Biden’s ‘Democracy’ Speech Contained One Big Mistake That Could Cost Democrats the Election

President Biden said in his speech Wednesday night that an “overwhelming majority of Americans’ believe next week’s elections are about saving “democracy itself” from “extreme MAGA Republicans.” But that’s not what polls have shown.


Democrats are about to find out whom voters see as the real threat to democracy.


Speaking from Union Station in Washington, D.C., Biden repeated a warning that he has delivered many times before: The rise of election-denying Republicans means that “democracy is on the ballot” in the midterms.

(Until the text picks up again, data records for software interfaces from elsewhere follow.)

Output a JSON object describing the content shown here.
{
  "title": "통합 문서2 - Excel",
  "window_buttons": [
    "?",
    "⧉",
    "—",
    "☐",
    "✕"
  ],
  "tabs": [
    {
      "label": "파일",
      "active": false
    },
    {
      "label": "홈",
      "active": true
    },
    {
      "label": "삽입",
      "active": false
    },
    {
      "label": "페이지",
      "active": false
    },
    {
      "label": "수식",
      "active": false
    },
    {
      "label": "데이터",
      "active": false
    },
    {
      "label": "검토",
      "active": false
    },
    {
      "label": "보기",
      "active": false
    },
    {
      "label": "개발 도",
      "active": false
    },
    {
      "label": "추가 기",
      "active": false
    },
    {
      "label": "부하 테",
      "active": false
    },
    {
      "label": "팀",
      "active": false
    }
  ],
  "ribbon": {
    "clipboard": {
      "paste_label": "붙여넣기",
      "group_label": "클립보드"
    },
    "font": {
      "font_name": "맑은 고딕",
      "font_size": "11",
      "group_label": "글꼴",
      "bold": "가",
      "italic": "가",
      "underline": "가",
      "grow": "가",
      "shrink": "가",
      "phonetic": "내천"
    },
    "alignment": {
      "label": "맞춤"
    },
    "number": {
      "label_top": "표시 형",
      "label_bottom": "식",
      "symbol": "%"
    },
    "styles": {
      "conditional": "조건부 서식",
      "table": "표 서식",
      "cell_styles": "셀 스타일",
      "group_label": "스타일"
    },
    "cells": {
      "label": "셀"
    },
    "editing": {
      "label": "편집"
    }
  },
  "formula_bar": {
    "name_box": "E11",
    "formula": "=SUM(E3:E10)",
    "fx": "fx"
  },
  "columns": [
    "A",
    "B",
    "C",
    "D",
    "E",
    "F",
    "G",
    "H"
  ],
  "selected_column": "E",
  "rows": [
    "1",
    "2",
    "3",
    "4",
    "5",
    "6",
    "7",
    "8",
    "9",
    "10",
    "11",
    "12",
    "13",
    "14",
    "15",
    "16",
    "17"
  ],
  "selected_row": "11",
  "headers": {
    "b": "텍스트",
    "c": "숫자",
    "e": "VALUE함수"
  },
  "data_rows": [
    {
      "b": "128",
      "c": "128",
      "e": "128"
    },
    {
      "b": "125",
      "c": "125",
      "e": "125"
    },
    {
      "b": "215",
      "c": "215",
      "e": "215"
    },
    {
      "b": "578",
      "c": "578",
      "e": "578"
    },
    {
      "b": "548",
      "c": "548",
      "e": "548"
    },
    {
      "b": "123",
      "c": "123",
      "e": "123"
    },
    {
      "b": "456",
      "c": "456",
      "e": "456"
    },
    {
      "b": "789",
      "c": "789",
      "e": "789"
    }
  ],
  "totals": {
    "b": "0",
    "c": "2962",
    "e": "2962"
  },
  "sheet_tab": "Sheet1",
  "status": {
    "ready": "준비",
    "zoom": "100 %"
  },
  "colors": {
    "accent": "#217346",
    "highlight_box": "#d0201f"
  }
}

“I’m not the only one who sees it,” Biden said, referring also to the Jan. 6 Capitol riot, a recent attack on House Speaker Nancy Pelosi’s husband and a general “rise in political violence and voter intimidation.”

  • “Recent polls have shown an overwhelming majority of Americans believe our democracy is at risk, that our democracy is under threat,” he added. “They too see that democracy is on the ballot this year, and they’re deeply concerned about it.”
  • Polling has in fact consistently found that Americans fear for the future of U.S. democracy.

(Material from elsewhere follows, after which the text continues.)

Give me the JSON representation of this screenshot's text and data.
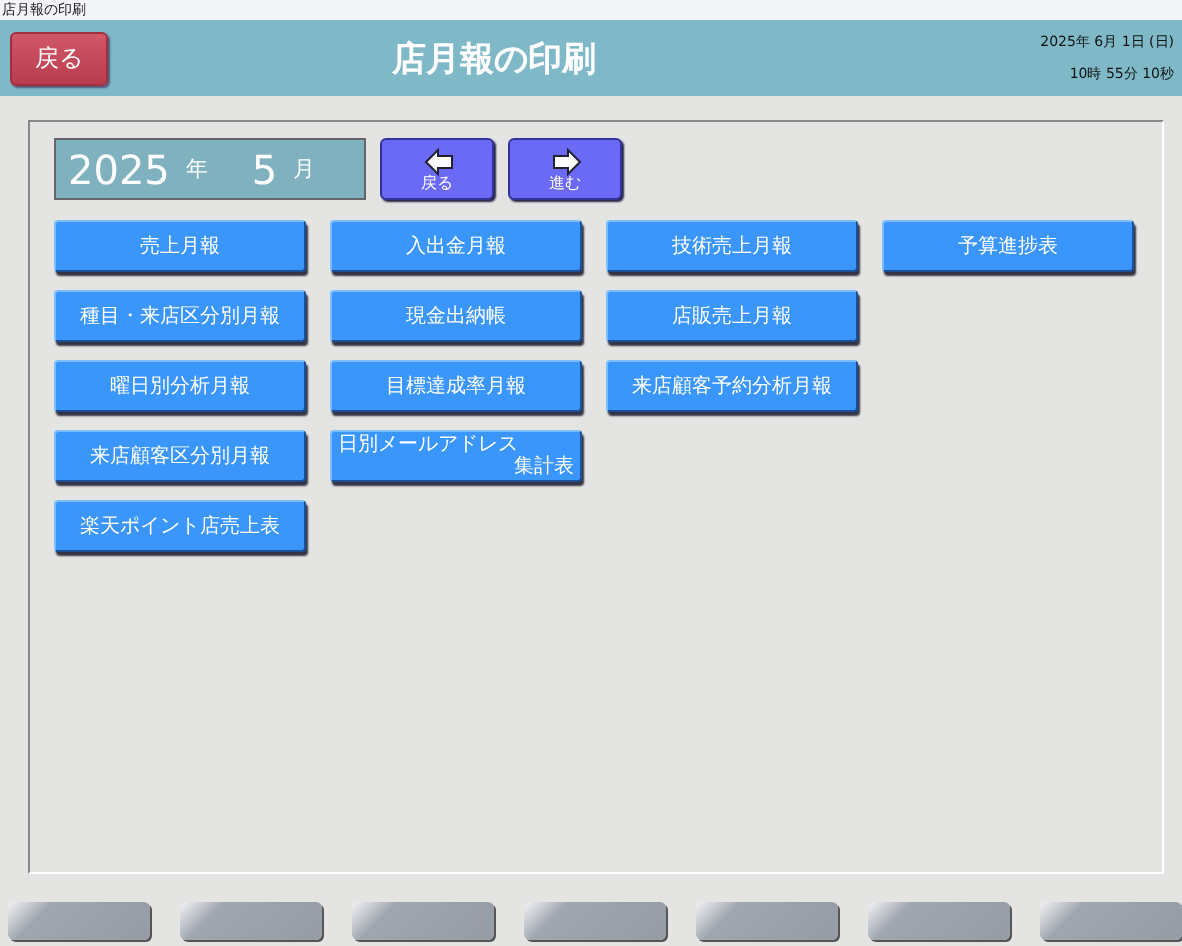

Contra Biden, however, the state of democracy has not been a top concern for voters — who have indicated they see any threats to their rights very differently from the Democratic Party-mainstream media consensus.

  • According to a New York Times/Siena College poll last month, 74% of registered voters agree that democracy is “under threat,” but just 7% rank it as the country’s biggest problem.
  • Only about 17% of voters describe the threat as related to former President Donald Trump, political violence, election denial, authoritarianism and the like.

So what’s the thread?: “Instead, [voters] point most frequently to a longstanding concern about the basic functioning of a democratic system: whether government works on behalf of the people,” Times chief political analyst Nate Cohn wrote of the poll.

  • 13% volunteer that the government is the threat to democracy, followed by Trump (10%), national divisions (9%), Democrats (6%), Biden (6%) and Republicans (5%).
  • 59% of voters agree the media is a “major threat” to democracy, the poll found, much more than say that about any other political institution the Times asked about, including Trump (47%) or Republicans (30%).


While some Democrats and media commentators praised Biden’s speech as a necessary rallying cry, others worried aloud that the president is playing into GOP criticism of his party as out of touch with the concerns of most voters.

  • “Issues of democracy are hugely important at this moment and in next week’s election. Totally appropriate for [Biden] to address them,” tweeted David Axelrod, a senior presidential advisor to Barack Obama. “Still, as a matter of practical politics, I doubt many Ds in marginal races are eager for him to be on TV tonight.”
  • Joseph Geevarghese, executive director of the progressive group Our Revolution, told Semafor that Biden is “missing the opportunity to talk about the real threat to democracy, which is people’s deteriorating standard of living. … At the end of the day, the No. 1 thing that people are concerned about is whether they can put food on the table, whether they can keep a roof over their heads.”